#### Exercise requirements:
Please copy every line below that contains the string "type".

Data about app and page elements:
┌────────

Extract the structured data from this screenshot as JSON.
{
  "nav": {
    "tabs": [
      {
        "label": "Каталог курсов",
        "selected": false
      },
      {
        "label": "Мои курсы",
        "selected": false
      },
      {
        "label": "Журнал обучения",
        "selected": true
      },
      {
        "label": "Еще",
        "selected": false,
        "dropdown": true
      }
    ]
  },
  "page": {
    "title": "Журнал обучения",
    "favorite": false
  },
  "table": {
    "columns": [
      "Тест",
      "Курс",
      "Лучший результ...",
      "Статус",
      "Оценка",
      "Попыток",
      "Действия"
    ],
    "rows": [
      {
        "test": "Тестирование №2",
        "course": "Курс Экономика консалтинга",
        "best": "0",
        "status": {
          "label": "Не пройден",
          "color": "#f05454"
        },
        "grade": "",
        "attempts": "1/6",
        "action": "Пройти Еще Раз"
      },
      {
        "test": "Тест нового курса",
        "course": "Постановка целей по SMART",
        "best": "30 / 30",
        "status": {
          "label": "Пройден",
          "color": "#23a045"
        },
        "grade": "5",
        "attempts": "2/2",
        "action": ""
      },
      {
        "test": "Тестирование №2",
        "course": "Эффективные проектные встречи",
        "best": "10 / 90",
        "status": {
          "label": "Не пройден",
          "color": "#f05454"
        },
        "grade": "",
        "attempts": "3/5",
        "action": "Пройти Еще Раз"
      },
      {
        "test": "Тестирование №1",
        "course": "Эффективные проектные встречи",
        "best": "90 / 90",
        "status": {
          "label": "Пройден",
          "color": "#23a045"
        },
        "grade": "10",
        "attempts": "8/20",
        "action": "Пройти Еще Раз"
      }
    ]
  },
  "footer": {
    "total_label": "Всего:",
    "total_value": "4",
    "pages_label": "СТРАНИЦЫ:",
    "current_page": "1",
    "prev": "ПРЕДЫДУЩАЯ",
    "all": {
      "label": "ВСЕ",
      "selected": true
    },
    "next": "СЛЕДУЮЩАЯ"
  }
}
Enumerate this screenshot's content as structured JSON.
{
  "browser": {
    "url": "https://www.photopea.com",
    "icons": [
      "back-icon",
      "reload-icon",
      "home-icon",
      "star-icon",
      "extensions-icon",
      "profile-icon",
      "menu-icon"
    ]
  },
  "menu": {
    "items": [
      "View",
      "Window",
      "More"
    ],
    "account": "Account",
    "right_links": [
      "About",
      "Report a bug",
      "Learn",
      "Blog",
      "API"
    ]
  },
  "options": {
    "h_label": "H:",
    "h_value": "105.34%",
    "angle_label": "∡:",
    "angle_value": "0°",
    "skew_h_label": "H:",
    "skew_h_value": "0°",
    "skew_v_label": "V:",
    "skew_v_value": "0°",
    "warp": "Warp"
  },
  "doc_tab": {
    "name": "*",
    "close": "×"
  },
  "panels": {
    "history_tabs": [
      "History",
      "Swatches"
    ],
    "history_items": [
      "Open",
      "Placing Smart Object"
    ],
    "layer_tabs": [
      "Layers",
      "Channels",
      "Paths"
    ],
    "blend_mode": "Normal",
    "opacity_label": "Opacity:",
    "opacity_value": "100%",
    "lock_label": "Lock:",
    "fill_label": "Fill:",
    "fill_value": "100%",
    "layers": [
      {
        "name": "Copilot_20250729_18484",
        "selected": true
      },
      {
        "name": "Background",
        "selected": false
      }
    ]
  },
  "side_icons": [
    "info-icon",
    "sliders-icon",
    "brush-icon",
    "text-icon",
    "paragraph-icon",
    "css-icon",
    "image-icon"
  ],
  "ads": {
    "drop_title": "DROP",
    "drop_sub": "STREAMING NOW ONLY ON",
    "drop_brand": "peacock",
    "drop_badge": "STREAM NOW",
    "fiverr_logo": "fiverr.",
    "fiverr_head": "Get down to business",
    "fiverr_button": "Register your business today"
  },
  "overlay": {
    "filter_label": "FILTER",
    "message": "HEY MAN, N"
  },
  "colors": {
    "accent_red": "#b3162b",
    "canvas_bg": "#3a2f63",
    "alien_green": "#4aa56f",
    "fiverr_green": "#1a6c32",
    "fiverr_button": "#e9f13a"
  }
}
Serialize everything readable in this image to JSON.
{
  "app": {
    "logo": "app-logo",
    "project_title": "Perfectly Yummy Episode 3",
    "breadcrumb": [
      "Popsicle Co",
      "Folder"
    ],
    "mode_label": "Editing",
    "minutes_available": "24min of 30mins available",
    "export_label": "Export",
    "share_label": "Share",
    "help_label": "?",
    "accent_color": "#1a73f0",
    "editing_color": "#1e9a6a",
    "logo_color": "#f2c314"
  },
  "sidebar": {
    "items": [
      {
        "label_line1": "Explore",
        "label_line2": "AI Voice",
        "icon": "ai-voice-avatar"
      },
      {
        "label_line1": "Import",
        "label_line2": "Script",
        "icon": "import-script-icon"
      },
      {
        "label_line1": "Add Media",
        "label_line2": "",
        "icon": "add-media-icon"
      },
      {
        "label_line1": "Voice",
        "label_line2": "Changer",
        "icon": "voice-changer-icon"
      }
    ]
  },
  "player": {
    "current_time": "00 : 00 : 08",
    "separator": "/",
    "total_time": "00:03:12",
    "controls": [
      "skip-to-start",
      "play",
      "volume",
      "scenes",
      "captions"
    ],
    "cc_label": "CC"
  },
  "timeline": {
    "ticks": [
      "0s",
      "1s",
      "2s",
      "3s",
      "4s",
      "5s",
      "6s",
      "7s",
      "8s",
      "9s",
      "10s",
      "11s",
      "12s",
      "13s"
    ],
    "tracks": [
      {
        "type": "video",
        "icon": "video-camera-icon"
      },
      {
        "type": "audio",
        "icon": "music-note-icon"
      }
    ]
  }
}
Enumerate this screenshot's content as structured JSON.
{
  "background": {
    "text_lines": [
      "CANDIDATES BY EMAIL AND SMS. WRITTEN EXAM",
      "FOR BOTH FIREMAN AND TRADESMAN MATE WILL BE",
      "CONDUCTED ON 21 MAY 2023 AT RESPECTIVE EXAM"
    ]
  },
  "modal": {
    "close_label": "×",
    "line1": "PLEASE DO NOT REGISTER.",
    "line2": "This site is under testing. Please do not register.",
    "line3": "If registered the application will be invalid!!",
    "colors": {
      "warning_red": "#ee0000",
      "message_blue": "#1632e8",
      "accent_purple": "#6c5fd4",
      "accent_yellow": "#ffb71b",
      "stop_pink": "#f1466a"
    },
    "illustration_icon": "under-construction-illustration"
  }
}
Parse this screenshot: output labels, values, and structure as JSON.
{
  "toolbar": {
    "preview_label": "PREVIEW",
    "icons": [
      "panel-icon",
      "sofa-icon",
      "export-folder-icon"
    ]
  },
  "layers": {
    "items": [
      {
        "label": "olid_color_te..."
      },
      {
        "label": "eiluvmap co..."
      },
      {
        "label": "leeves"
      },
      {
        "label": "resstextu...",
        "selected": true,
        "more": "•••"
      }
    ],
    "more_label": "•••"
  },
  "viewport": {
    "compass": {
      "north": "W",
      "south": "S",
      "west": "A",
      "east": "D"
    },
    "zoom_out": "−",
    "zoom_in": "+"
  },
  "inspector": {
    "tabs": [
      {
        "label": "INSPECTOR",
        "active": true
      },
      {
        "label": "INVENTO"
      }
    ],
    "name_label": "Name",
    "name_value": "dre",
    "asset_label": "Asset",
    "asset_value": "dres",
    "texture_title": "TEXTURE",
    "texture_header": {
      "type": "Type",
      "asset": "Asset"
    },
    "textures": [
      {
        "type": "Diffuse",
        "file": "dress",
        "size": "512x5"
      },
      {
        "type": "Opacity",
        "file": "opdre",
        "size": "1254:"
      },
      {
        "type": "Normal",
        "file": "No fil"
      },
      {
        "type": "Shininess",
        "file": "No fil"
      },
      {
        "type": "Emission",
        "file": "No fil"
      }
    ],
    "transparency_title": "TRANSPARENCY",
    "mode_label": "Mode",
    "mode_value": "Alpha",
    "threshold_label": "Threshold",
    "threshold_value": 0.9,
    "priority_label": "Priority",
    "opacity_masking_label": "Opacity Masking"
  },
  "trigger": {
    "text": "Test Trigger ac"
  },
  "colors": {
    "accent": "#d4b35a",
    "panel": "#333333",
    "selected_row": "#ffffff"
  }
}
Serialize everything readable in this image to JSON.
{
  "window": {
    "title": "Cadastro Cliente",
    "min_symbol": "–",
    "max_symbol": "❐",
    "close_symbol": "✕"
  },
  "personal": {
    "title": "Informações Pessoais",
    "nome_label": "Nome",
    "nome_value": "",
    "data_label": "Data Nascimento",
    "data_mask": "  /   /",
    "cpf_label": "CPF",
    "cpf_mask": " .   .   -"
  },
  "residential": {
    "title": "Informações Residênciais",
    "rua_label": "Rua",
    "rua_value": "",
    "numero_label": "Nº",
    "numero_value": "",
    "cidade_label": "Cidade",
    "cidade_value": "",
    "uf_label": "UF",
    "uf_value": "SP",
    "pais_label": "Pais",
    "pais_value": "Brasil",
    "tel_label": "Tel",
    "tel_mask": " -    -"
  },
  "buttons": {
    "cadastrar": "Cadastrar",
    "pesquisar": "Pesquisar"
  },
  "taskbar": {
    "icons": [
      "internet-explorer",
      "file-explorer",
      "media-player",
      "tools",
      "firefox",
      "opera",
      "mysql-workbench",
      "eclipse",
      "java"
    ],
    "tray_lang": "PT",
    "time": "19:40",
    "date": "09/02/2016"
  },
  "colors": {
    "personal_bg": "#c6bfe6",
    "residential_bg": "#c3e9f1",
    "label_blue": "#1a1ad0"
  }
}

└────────

#### Output for this task:
        "type": "video",
        "type": "audio",
      "type": "Type",
        "type": "Diffuse",
        "type": "Opacity",
        "type": "Normal",
        "type": "Shininess",
        "type": "Emission",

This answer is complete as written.